In this paper, we discuss the geographical features of Slovakia under three themes: 1) Geography of Slovakia before 1989, 2) Geography of Slovakia since 1990, and 3) Slovak Geographers and research problems in Slovakia. A rapid transformation has taken place in Slovakia since 1990. Whereas fast and dynamic growth was observed in big cities such as Bratislava, widening gaps between rich and the poor, growing unemployment, and expanding regional disparities became more evident. Many geographers in Slovakia took notice of these economic and social problems, and conducted research to address them. Another feature of Slovakia since 1990 is an increasing number of international conferences and joint-research projects. One of the major challenges facing geography in Slovakia today is how to prevent the flow of young geographers overseas, in other words, how to stop the brain drain in Slovakia. Accelerating exchanges with Russia and surrounding countries are an issue of equal importance for the study of geography in Slovakia.
The Romanian Society of Geographers has a long history, having been established in Bucharest, Romania in 1875. The Department of Geography at the University of Bucharest was started in 1900, followed shortly after by the Department of Geography at Iaşi University (1904), and the Department of Geography at Cluj University (1919). In Romania, the Institute of Geography at the Academy of Romania has played an important role in geography since the early 20th century. The Institute of Geography was involved in editing major publications during the socialist regime, e.g. Atlas of Romania, Monography of Romania, Encyclopedia of Romania etc. Under the socialist regime, geographers experienced much hardship. The slogan of this period was “humans can change nature.” Even during the most difficult period, S. Mehedizin (1868-1962) and V. Mihailescu (1890-1978) were able to publish works on physical geography and topo-climatology.
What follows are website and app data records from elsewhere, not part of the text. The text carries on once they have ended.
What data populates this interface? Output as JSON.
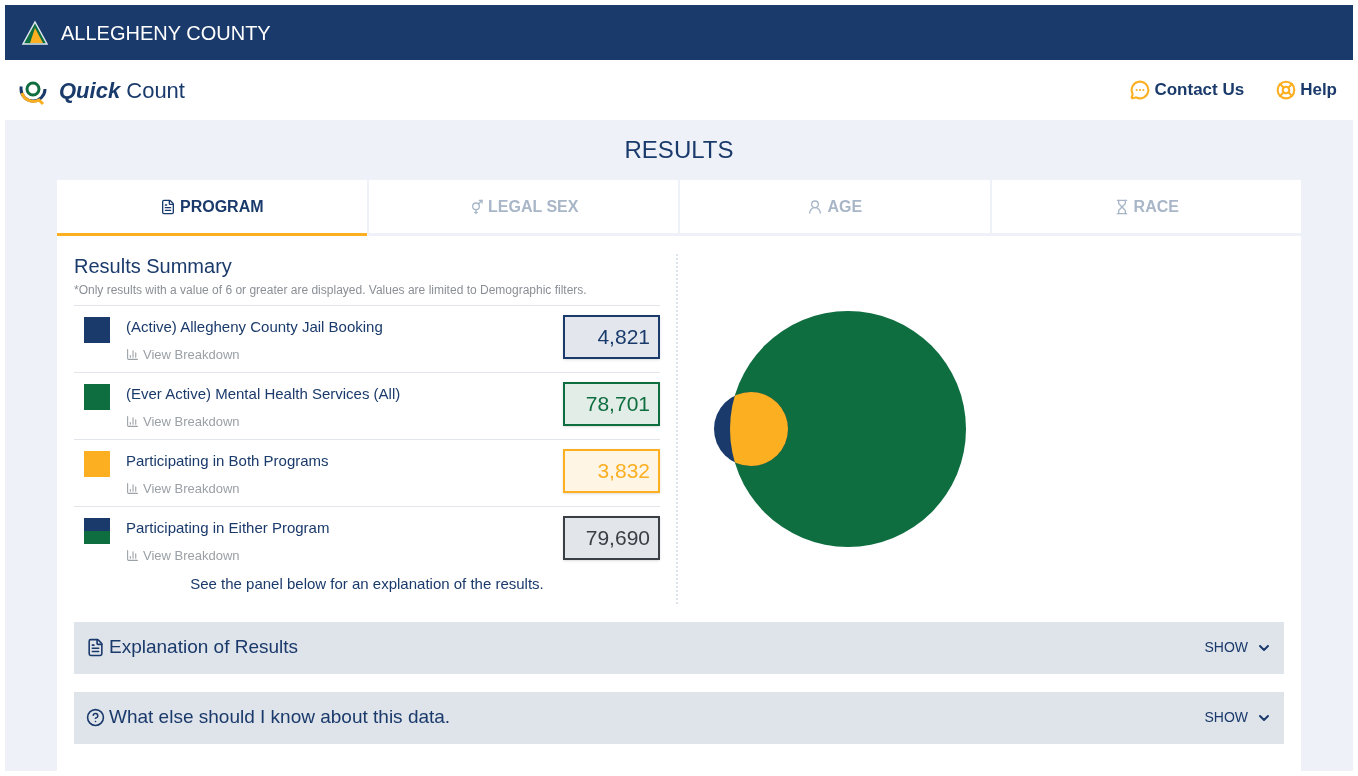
{
  "top_bar": {
    "title": "ALLEGHENY COUNTY"
  },
  "header": {
    "logo_bold": "Quick",
    "logo_text": "Count",
    "links": [
      {
        "kind": "contact",
        "label": "Contact Us"
      },
      {
        "kind": "help",
        "label": "Help"
      }
    ]
  },
  "page_title": "RESULTS",
  "tabs": [
    {
      "kind": "program",
      "label": "PROGRAM",
      "selected": true
    },
    {
      "kind": "sex",
      "label": "LEGAL SEX",
      "selected": false
    },
    {
      "kind": "age",
      "label": "AGE",
      "selected": false
    },
    {
      "kind": "race",
      "label": "RACE",
      "selected": false
    }
  ],
  "summary": {
    "title": "Results Summary",
    "note": "*Only results with a value of 6 or greater are displayed. Values are limited to Demographic filters.",
    "items": [
      {
        "kind": "single",
        "color": "#1a3a6b",
        "label": "(Active) Allegheny County Jail Booking",
        "link": "View Breakdown",
        "value": "4,821"
      },
      {
        "kind": "single",
        "color": "#0f6e40",
        "label": "(Ever Active) Mental Health Services (All)",
        "link": "View Breakdown",
        "value": "78,701"
      },
      {
        "kind": "single",
        "color": "#fbaf21",
        "label": "Participating in Both Programs",
        "link": "View Breakdown",
        "value": "3,832"
      },
      {
        "kind": "split",
        "swatch": [
          {
            "color": "#1a3a6b"
          },
          {
            "color": "#0f6e40"
          }
        ],
        "label": "Participating in Either Program",
        "link": "View Breakdown",
        "value": "79,690"
      }
    ],
    "footer": "See the panel below for an explanation of the results."
  },
  "panels": [
    {
      "kind": "document",
      "title": "Explanation of Results",
      "action": "SHOW",
      "expanded": false
    },
    {
      "kind": "question",
      "title": "What else should I know about this data.",
      "action": "SHOW",
      "expanded": false
    }
  ]
}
After the revolution in 1989, the fields of human geography and physical geography developed quickly in Romania, like those in western countries, although modeling studies lacked access to large-capacity computers for analysis.